## Thursday, November 5, 2015

### Multiple Representations: Midpoint and Endpoint Socrative Practice

One value I push and is a common thread throughout my lessons is the idea of multiple representations. I think, far too much in education, we teach kids "the easiest way", which may be the easiest way for you, or for most kids, but it could very well be the most difficult method for others. I make every attempt to analyze math topics from multiple perspectives.

If I am a strong algebra student/equation solver, how would I best understand this concept?

If I am a strong visual student/grapher, how would I best understand this concept?

If I am a strong tactile student/manipulative-user, how would I best understand this concept?

I know lots of philosophies put emphasis on catering to the different types of learners (visual, kinesthetic, auditory), but that's not exactly what I'm trying to do here.
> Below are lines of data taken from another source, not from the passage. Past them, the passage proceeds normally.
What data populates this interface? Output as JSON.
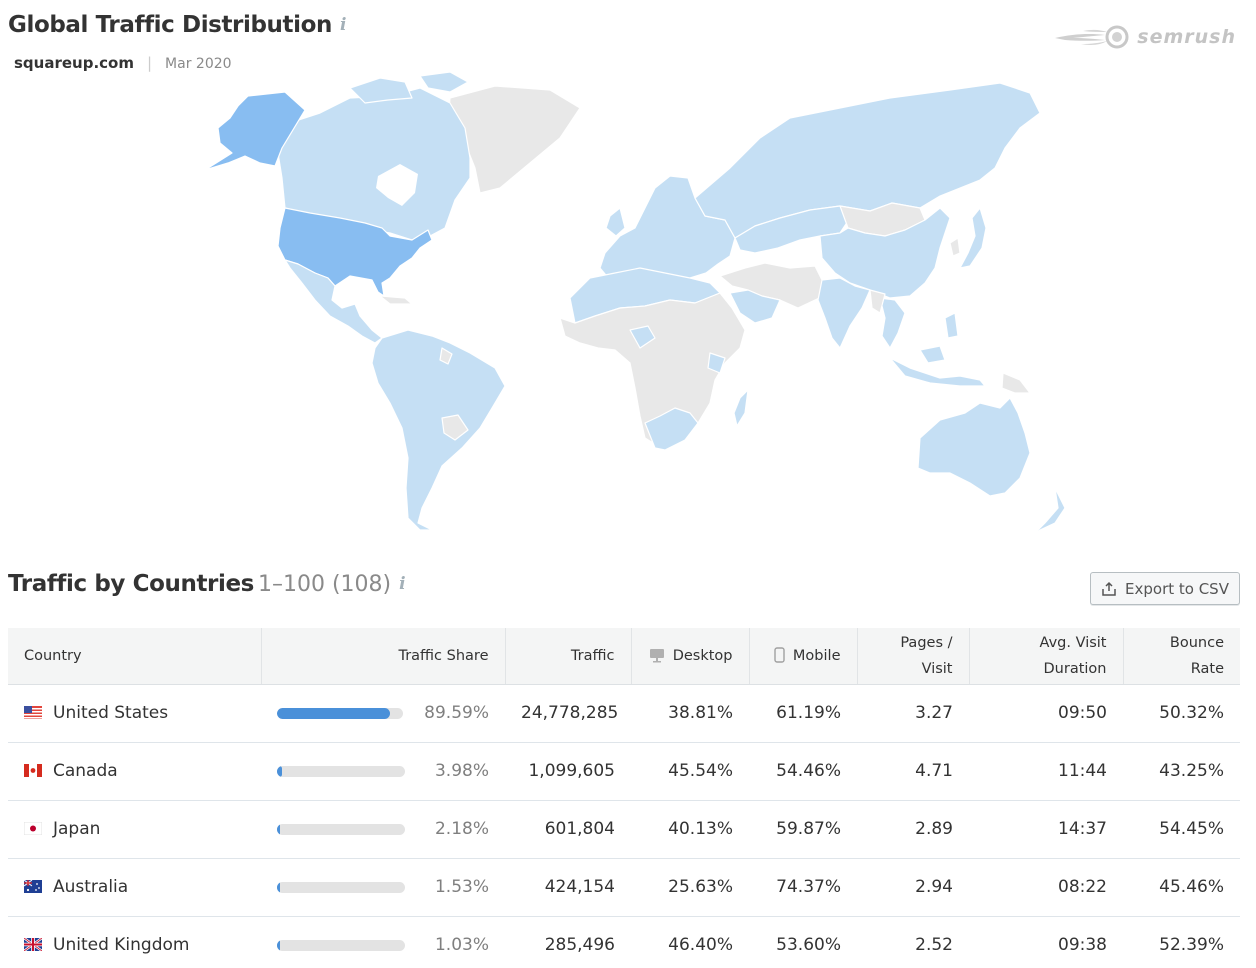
{
  "header": {
    "title": "Global Traffic Distribution",
    "info_icon": "i",
    "domain": "squareup.com",
    "separator": "|",
    "date": "Mar 2020"
  },
  "brand": {
    "logo_text": "semrush",
    "logo_icon": "semrush-fireball-icon"
  },
  "map": {
    "colors": {
      "top": "#88bdf1",
      "active": "#c5dff4",
      "inactive": "#e8e8e8"
    },
    "highlighted_top": [
      "United States"
    ],
    "with_traffic_regions": [
      "Canada",
      "Mexico",
      "Central America",
      "South America",
      "Europe",
      "Russia",
      "China",
      "India",
      "Japan",
      "Southeast Asia",
      "Australia",
      "New Zealand",
      "North Africa",
      "Southern Africa"
    ],
    "no_data_regions": [
      "Greenland",
      "Mongolia",
      "Central Africa",
      "Middle East",
      "Central Asia",
      "Papua New Guinea"
    ]
  },
  "section": {
    "title": "Traffic by Countries",
    "range": "1–100 (108)",
    "info_icon": "i",
    "export_label": "Export to CSV"
  },
  "table": {
    "columns": {
      "country": "Country",
      "share": "Traffic Share",
      "traffic": "Traffic",
      "desktop": "Desktop",
      "mobile": "Mobile",
      "pages_l1": "Pages /",
      "pages_l2": "Visit",
      "duration_l1": "Avg. Visit",
      "duration_l2": "Duration",
      "bounce_l1": "Bounce",
      "bounce_l2": "Rate"
    },
    "rows": [
      {
        "flag": "us",
        "country": "United States",
        "share_value": 89.59,
        "share": "89.59%",
        "traffic": "24,778,285",
        "desktop": "38.81%",
        "mobile": "61.19%",
        "pages": "3.27",
        "duration": "09:50",
        "bounce": "50.32%"
      },
      {
        "flag": "ca",
        "country": "Canada",
        "share_value": 3.98,
        "share": "3.98%",
        "traffic": "1,099,605",
        "desktop": "45.54%",
        "mobile": "54.46%",
        "pages": "4.71",
        "duration": "11:44",
        "bounce": "43.25%"
      },
      {
        "flag": "jp",
        "country": "Japan",
        "share_value": 2.18,
        "share": "2.18%",
        "traffic": "601,804",
        "desktop": "40.13%",
        "mobile": "59.87%",
        "pages": "2.89",
        "duration": "14:37",
        "bounce": "54.45%"
      },
      {
        "flag": "au",
        "country": "Australia",
        "share_value": 1.53,
        "share": "1.53%",
        "traffic": "424,154",
        "desktop": "25.63%",
        "mobile": "74.37%",
        "pages": "2.94",
        "duration": "08:22",
        "bounce": "45.46%"
      },
      {
        "flag": "gb",
        "country": "United Kingdom",
        "share_value": 1.03,
        "share": "1.03%",
        "traffic": "285,496",
        "desktop": "46.40%",
        "mobile": "53.60%",
        "pages": "2.52",
        "duration": "09:38",
        "bounce": "52.39%"
      }
    ]
  }
}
You see, I am an auditory learner - very auditory. In fact, a specialist "tested" me and said I was the highest auditory result he'd ever seen. Evidently I'm weird - nobody that knows me well is shocked.  But you see, it's a beautiful thing. In a way, we are all weird. We all learn differently. Some of us are about the minutiae - detail people. Some of us are big picture visionaries. How do these types best learn? I don't think we necessarily can have a perfectly ironed-out answer here. However, we should give students choices in how they can approach a problem

When I taught midpoint and endpoint this year, I stressed using reasoning and these multiple approaches to arrive at an answer. Students were taught how to find midpoint and endpoint (1) algebraically, (2) graphically, and (3) on a number line with marker manipulatives. Some kids heavily preferred the algebraic approach. Some initially avoided the algebra like the plague. The great thing is - by the end of the lesson set - students saw how all the methods were interwoven. Because of students' strength in one approach and the interconnectivity, these initial strengths eventually translated into a gradual strengthening of their approaches in other, more weak, methods.

To facilitate this type of practice, I used Socrative (I'm a huge Socrative fan) and a strategically assembled worksheet.

Socrative Code (if you'd like to use this activity): SOC-18350734

Here is the handout. For each problem kids had to (1) specify if the problem was an endpoint or midpoint problem (I know this is obvious, but this question seems to help the kids focus), (2) prove the calculation algebraically, (3) prove the solution on number lines, and (4) prove the solution on the coordinate plane.